Task objective: Nothing but the pictures should be left out when the entries below are duplicated.

App and web page records:

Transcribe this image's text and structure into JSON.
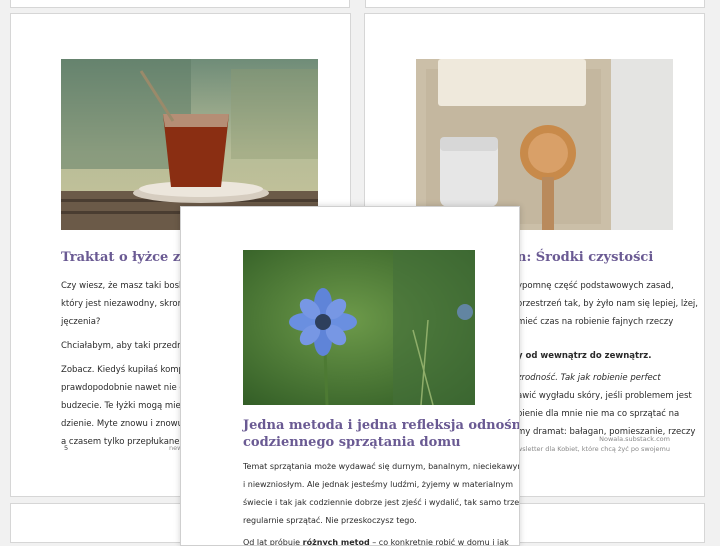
{
  "left_page": {
    "title": "Traktat o łyżce z T",
    "lines": [
      "Czy wiesz, że masz taki boski prz",
      "który jest niezawodny, skromny",
      "jęczenia?",
      "Chciałabym, aby taki przedmiot t",
      "Zobacz. Kiedyś kupiłaś komplet s",
      "prawdopodobnie nawet nie odcz",
      "budzecie. Te łyżki mogą mieć już",
      "dzienie. Myte znowu i znowu, a",
      "a czasem tylko przepłukane. I wo"
    ],
    "page_number": "5",
    "footer_fragment": "new"
  },
  "right_page": {
    "title": "n: Środki czystości",
    "lines": [
      "ypomnę część podstawowych zasad,",
      "orzestrzeń tak, by żyło nam się lepiej, lżej,",
      "mieć czas na robienie fajnych rzeczy",
      "y od wewnątrz do zewnątrz.",
      "zrodność. Tak jak robienie perfect",
      "awić wygładu skóry, jeśli problemem jest",
      "bienie dla mnie nie ma co sprzątać na",
      "my dramat: bałagan, pomieszanie, rzeczy"
    ],
    "footer_site": "Nowala.substack.com",
    "footer_tagline": "newsletter dla Kobiet, które chcą żyć po swojemu"
  },
  "front_page": {
    "title_line1": "Jedna metoda i jedna refleksja odnośnie",
    "title_line2": "codziennego sprzątania domu",
    "lines": [
      "Temat sprzątania może wydawać się durnym, banalnym, nieciekawym",
      "i niewzniosłym. Ale jednak jesteśmy ludźmi, żyjemy w materialnym",
      "świecie i tak jak codziennie dobrze jest zjeść i wydalić, tak samo trzeba",
      "regularnie sprzątać. Nie przeskoczysz tego."
    ],
    "last_line_prefix": "Od lat próbuję ",
    "last_line_bold": "różnych metod",
    "last_line_suffix": " – co konkretnie robić w domu i jak"
  },
  "images": {
    "tea": "tea-glass-photo",
    "toiletries": "soap-and-brush-photo",
    "flower": "blue-flower-photo"
  },
  "colors": {
    "title": "#6a5a93",
    "background": "#f1f1f1"
  }
}
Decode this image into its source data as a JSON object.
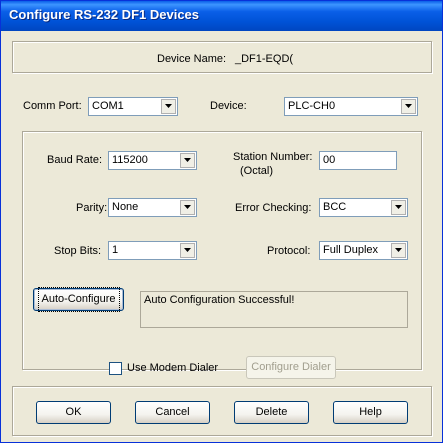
{
  "window": {
    "title": "Configure RS-232 DF1 Devices"
  },
  "device_name": {
    "label": "Device Name:",
    "value": "_DF1-EQD("
  },
  "comm_port": {
    "label": "Comm Port:",
    "value": "COM1"
  },
  "device": {
    "label": "Device:",
    "value": "PLC-CH0"
  },
  "baud_rate": {
    "label": "Baud Rate:",
    "value": "115200"
  },
  "station_number": {
    "label_line1": "Station Number:",
    "label_line2": "(Octal)",
    "value": "00"
  },
  "parity": {
    "label": "Parity:",
    "value": "None"
  },
  "error_checking": {
    "label": "Error Checking:",
    "value": "BCC"
  },
  "stop_bits": {
    "label": "Stop Bits:",
    "value": "1"
  },
  "protocol": {
    "label": "Protocol:",
    "value": "Full Duplex"
  },
  "auto_configure": {
    "label": "Auto-Configure",
    "status": "Auto Configuration Successful!"
  },
  "modem": {
    "checkbox_label": "Use Modem Dialer",
    "checked": false,
    "configure_label": "Configure Dialer"
  },
  "buttons": {
    "ok": "OK",
    "cancel": "Cancel",
    "delete": "Delete",
    "help": "Help"
  },
  "colors": {
    "titlebar": "#0a5fe8",
    "face": "#ece9d8",
    "field_border": "#7f9db9"
  }
}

Exercise response:
Transcribe this image's text and structure into JSON.
{
  "left_page": {
    "title": "Traktat o łyżce z T",
    "lines": [
      "Czy wiesz, że masz taki boski prz",
      "który jest niezawodny, skromny",
      "jęczenia?",
      "Chciałabym, aby taki przedmiot t",
      "Zobacz. Kiedyś kupiłaś komplet s",
      "prawdopodobnie nawet nie odcz",
      "budzecie. Te łyżki mogą mieć już",
      "dzienie. Myte znowu i znowu, a",
      "a czasem tylko przepłukane. I wo"
    ],
    "page_number": "5",
    "footer_fragment": "new"
  },
  "right_page": {
    "title": "n: Środki czystości",
    "lines": [
      "ypomnę część podstawowych zasad,",
      "orzestrzeń tak, by żyło nam się lepiej, lżej,",
      "mieć czas na robienie fajnych rzeczy",
      "y od wewnątrz do zewnątrz.",
      "zrodność. Tak jak robienie perfect",
      "awić wygładu skóry, jeśli problemem jest",
      "bienie dla mnie nie ma co sprzątać na",
      "my dramat: bałagan, pomieszanie, rzeczy"
    ],
    "footer_site": "Nowala.substack.com",
    "footer_tagline": "newsletter dla Kobiet, które chcą żyć po swojemu"
  },
  "front_page": {
    "title_line1": "Jedna metoda i jedna refleksja odnośnie",
    "title_line2": "codziennego sprzątania domu",
    "lines": [
      "Temat sprzątania może wydawać się durnym, banalnym, nieciekawym",
      "i niewzniosłym. Ale jednak jesteśmy ludźmi, żyjemy w materialnym",
      "świecie i tak jak codziennie dobrze jest zjeść i wydalić, tak samo trzeba",
      "regularnie sprzątać. Nie przeskoczysz tego."
    ],
    "last_line_prefix": "Od lat próbuję ",
    "last_line_bold": "różnych metod",
    "last_line_suffix": " – co konkretnie robić w domu i jak"
  },
  "images": {
    "tea": "tea-glass-photo",
    "toiletries": "soap-and-brush-photo",
    "flower": "blue-flower-photo"
  },
  "colors": {
    "title": "#6a5a93",
    "background": "#f1f1f1"
  }
}
Decode this image into its source data as a JSON object.
{
  "window": {
    "title": "Configure RS-232 DF1 Devices"
  },
  "device_name": {
    "label": "Device Name:",
    "value": "_DF1-EQD("
  },
  "comm_port": {
    "label": "Comm Port:",
    "value": "COM1"
  },
  "device": {
    "label": "Device:",
    "value": "PLC-CH0"
  },
  "baud_rate": {
    "label": "Baud Rate:",
    "value": "115200"
  },
  "station_number": {
    "label_line1": "Station Number:",
    "label_line2": "(Octal)",
    "value": "00"
  },
  "parity": {
    "label": "Parity:",
    "value": "None"
  },
  "error_checking": {
    "label": "Error Checking:",
    "value": "BCC"
  },
  "stop_bits": {
    "label": "Stop Bits:",
    "value": "1"
  },
  "protocol": {
    "label": "Protocol:",
    "value": "Full Duplex"
  },
  "auto_configure": {
    "label": "Auto-Configure",
    "status": "Auto Configuration Successful!"
  },
  "modem": {
    "checkbox_label": "Use Modem Dialer",
    "checked": false,
    "configure_label": "Configure Dialer"
  },
  "buttons": {
    "ok": "OK",
    "cancel": "Cancel",
    "delete": "Delete",
    "help": "Help"
  },
  "colors": {
    "titlebar": "#0a5fe8",
    "face": "#ece9d8",
    "field_border": "#7f9db9"
  }
}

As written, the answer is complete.